### [What the task requires]
Every line of the data should be retyped with no difference from the original.
BEGIN Data for review
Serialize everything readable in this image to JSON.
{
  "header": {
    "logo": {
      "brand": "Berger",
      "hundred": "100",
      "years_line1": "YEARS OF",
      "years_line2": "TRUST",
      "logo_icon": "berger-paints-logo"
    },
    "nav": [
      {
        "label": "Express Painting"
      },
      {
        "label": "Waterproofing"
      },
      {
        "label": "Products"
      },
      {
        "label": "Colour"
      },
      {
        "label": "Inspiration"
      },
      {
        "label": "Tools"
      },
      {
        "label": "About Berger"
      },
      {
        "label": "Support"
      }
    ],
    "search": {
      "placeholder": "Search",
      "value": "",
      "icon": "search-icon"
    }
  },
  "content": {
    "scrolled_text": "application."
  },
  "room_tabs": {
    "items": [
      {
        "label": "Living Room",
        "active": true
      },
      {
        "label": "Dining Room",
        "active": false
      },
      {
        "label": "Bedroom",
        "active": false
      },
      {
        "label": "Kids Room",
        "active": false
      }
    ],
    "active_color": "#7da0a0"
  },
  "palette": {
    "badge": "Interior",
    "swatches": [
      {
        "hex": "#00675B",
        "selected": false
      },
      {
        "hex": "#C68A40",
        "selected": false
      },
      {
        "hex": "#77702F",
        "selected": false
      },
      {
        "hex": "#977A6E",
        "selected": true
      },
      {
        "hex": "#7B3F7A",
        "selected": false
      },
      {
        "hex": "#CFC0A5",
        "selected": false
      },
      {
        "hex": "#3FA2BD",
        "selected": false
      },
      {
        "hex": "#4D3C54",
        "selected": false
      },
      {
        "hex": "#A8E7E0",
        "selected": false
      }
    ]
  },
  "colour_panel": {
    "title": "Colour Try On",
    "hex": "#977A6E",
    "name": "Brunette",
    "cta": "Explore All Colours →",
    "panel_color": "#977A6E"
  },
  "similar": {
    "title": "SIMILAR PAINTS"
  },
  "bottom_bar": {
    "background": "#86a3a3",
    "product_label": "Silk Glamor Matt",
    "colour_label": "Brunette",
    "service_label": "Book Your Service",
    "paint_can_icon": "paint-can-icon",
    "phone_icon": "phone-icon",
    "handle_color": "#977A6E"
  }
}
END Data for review
### [Answer to this task]
Serialize everything readable in this image to JSON.
{
  "header": {
    "logo": {
      "brand": "Berger",
      "hundred": "100",
      "years_line1": "YEARS OF",
      "years_line2": "TRUST",
      "logo_icon": "berger-paints-logo"
    },
    "nav": [
      {
        "label": "Express Painting"
      },
      {
        "label": "Waterproofing"
      },
      {
        "label": "Products"
      },
      {
        "label": "Colour"
      },
      {
        "label": "Inspiration"
      },
      {
        "label": "Tools"
      },
      {
        "label": "About Berger"
      },
      {
        "label": "Support"
      }
    ],
    "search": {
      "placeholder": "Search",
      "value": "",
      "icon": "search-icon"
    }
  },
  "content": {
    "scrolled_text": "application."
  },
  "room_tabs": {
    "items": [
      {
        "label": "Living Room",
        "active": true
      },
      {
        "label": "Dining Room",
        "active": false
      },
      {
        "label": "Bedroom",
        "active": false
      },
      {
        "label": "Kids Room",
        "active": false
      }
    ],
    "active_color": "#7da0a0"
  },
  "palette": {
    "badge": "Interior",
    "swatches": [
      {
        "hex": "#00675B",
        "selected": false
      },
      {
        "hex": "#C68A40",
        "selected": false
      },
      {
        "hex": "#77702F",
        "selected": false
      },
      {
        "hex": "#977A6E",
        "selected": true
      },
      {
        "hex": "#7B3F7A",
        "selected": false
      },
      {
        "hex": "#CFC0A5",
        "selected": false
      },
      {
        "hex": "#3FA2BD",
        "selected": false
      },
      {
        "hex": "#4D3C54",
        "selected": false
      },
      {
        "hex": "#A8E7E0",
        "selected": false
      }
    ]
  },
  "colour_panel": {
    "title": "Colour Try On",
    "hex": "#977A6E",
    "name": "Brunette",
    "cta": "Explore All Colours →",
    "panel_color": "#977A6E"
  },
  "similar": {
    "title": "SIMILAR PAINTS"
  },
  "bottom_bar": {
    "background": "#86a3a3",
    "product_label": "Silk Glamor Matt",
    "colour_label": "Brunette",
    "service_label": "Book Your Service",
    "paint_can_icon": "paint-can-icon",
    "phone_icon": "phone-icon",
    "handle_color": "#977A6E"
  }
}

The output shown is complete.